**YOUR GOAL**
Only the text of the records below belongs in the answer, copied exactly, with pictures omitted.

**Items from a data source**

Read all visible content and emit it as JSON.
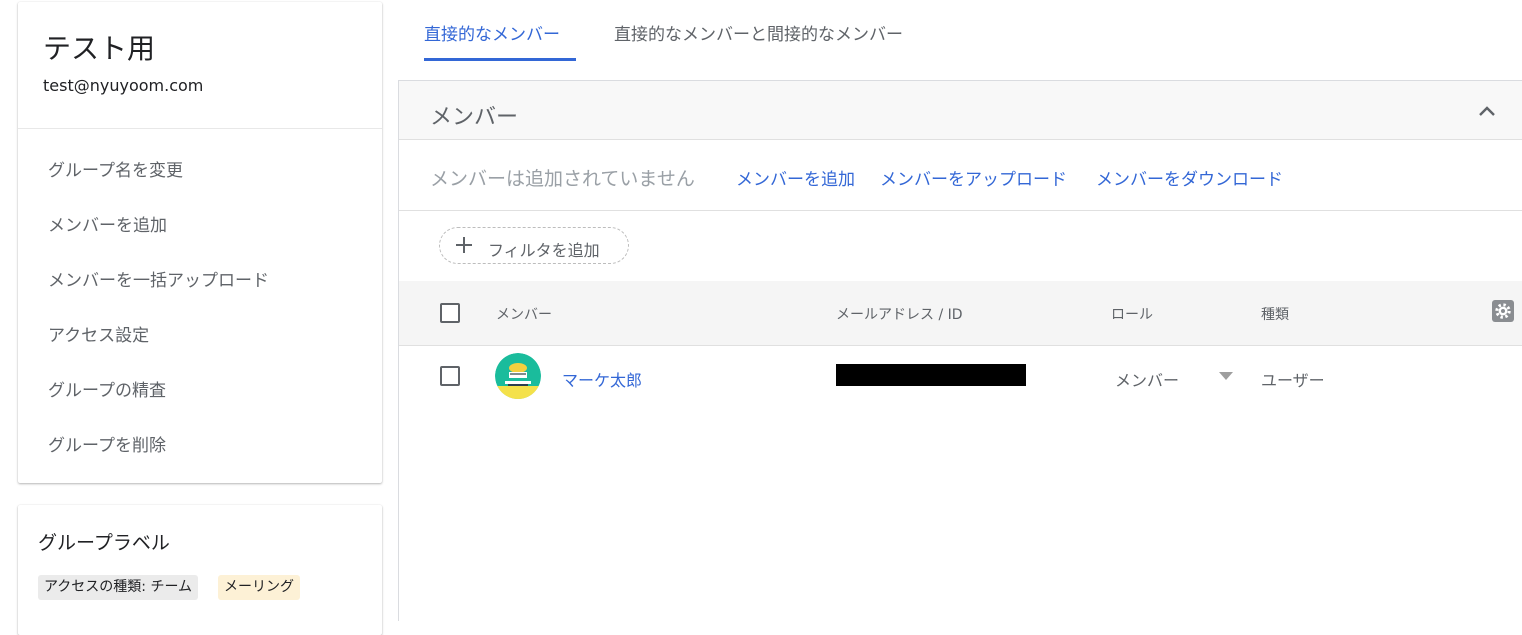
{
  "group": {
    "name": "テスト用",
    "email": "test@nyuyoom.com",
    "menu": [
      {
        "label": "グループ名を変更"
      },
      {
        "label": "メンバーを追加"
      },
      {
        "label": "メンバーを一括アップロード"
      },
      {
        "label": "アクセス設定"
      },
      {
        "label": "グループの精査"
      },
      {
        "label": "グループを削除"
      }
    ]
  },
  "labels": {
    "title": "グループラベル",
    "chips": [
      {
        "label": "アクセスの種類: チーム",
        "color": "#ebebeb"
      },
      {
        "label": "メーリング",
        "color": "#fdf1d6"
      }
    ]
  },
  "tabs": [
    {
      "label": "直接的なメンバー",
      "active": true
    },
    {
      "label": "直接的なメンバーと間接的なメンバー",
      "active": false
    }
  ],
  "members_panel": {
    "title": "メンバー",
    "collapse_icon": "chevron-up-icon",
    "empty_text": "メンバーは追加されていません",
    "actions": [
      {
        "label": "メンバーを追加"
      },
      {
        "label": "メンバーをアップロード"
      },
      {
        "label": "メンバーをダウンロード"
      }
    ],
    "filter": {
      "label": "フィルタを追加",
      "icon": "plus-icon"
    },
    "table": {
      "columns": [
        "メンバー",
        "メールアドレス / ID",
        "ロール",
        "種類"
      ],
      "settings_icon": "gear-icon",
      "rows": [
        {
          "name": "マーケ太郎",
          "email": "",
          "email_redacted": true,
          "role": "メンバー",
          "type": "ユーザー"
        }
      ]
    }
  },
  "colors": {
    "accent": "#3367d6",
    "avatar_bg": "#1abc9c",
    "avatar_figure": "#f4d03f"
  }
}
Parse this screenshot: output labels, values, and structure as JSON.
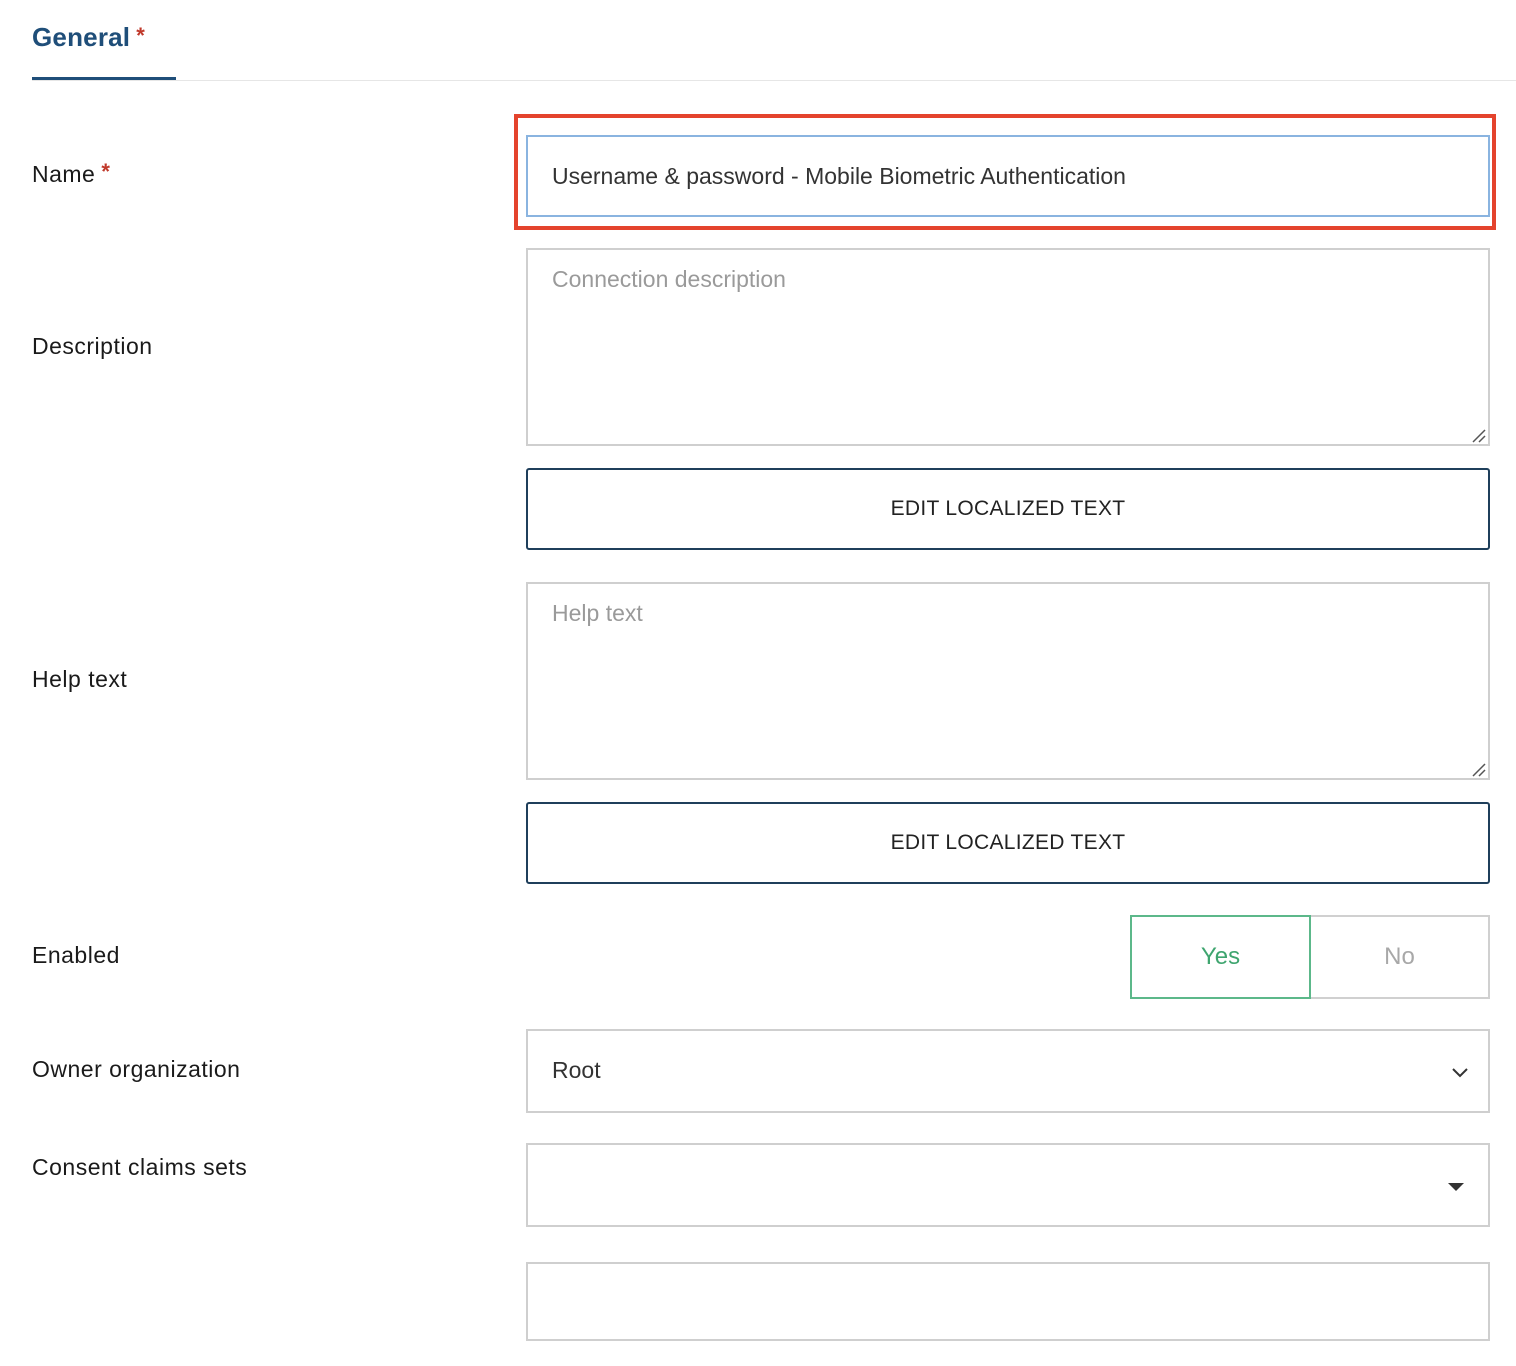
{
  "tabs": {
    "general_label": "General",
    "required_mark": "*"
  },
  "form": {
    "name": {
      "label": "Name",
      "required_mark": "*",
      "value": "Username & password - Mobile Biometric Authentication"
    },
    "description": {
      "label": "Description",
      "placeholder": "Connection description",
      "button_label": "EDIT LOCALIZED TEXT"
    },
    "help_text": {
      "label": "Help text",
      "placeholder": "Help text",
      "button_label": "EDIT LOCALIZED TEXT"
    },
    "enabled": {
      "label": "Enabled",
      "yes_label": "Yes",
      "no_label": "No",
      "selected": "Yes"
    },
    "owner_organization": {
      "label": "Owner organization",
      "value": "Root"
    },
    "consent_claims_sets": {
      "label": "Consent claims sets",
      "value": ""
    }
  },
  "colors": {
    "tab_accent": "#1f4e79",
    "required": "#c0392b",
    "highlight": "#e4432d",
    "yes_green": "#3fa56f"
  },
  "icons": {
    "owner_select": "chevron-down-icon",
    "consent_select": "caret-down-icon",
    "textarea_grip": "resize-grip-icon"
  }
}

**FINISHED TASK**
Read all visible content and emit it as JSON.
{
  "group": {
    "name": "テスト用",
    "email": "test@nyuyoom.com",
    "menu": [
      {
        "label": "グループ名を変更"
      },
      {
        "label": "メンバーを追加"
      },
      {
        "label": "メンバーを一括アップロード"
      },
      {
        "label": "アクセス設定"
      },
      {
        "label": "グループの精査"
      },
      {
        "label": "グループを削除"
      }
    ]
  },
  "labels": {
    "title": "グループラベル",
    "chips": [
      {
        "label": "アクセスの種類: チーム",
        "color": "#ebebeb"
      },
      {
        "label": "メーリング",
        "color": "#fdf1d6"
      }
    ]
  },
  "tabs": [
    {
      "label": "直接的なメンバー",
      "active": true
    },
    {
      "label": "直接的なメンバーと間接的なメンバー",
      "active": false
    }
  ],
  "members_panel": {
    "title": "メンバー",
    "collapse_icon": "chevron-up-icon",
    "empty_text": "メンバーは追加されていません",
    "actions": [
      {
        "label": "メンバーを追加"
      },
      {
        "label": "メンバーをアップロード"
      },
      {
        "label": "メンバーをダウンロード"
      }
    ],
    "filter": {
      "label": "フィルタを追加",
      "icon": "plus-icon"
    },
    "table": {
      "columns": [
        "メンバー",
        "メールアドレス / ID",
        "ロール",
        "種類"
      ],
      "settings_icon": "gear-icon",
      "rows": [
        {
          "name": "マーケ太郎",
          "email": "",
          "email_redacted": true,
          "role": "メンバー",
          "type": "ユーザー"
        }
      ]
    }
  },
  "colors": {
    "accent": "#3367d6",
    "avatar_bg": "#1abc9c",
    "avatar_figure": "#f4d03f"
  }
}
Parse this screenshot: output labels, values, and structure as JSON.
{
  "tabs": {
    "general_label": "General",
    "required_mark": "*"
  },
  "form": {
    "name": {
      "label": "Name",
      "required_mark": "*",
      "value": "Username & password - Mobile Biometric Authentication"
    },
    "description": {
      "label": "Description",
      "placeholder": "Connection description",
      "button_label": "EDIT LOCALIZED TEXT"
    },
    "help_text": {
      "label": "Help text",
      "placeholder": "Help text",
      "button_label": "EDIT LOCALIZED TEXT"
    },
    "enabled": {
      "label": "Enabled",
      "yes_label": "Yes",
      "no_label": "No",
      "selected": "Yes"
    },
    "owner_organization": {
      "label": "Owner organization",
      "value": "Root"
    },
    "consent_claims_sets": {
      "label": "Consent claims sets",
      "value": ""
    }
  },
  "colors": {
    "tab_accent": "#1f4e79",
    "required": "#c0392b",
    "highlight": "#e4432d",
    "yes_green": "#3fa56f"
  },
  "icons": {
    "owner_select": "chevron-down-icon",
    "consent_select": "caret-down-icon",
    "textarea_grip": "resize-grip-icon"
  }
}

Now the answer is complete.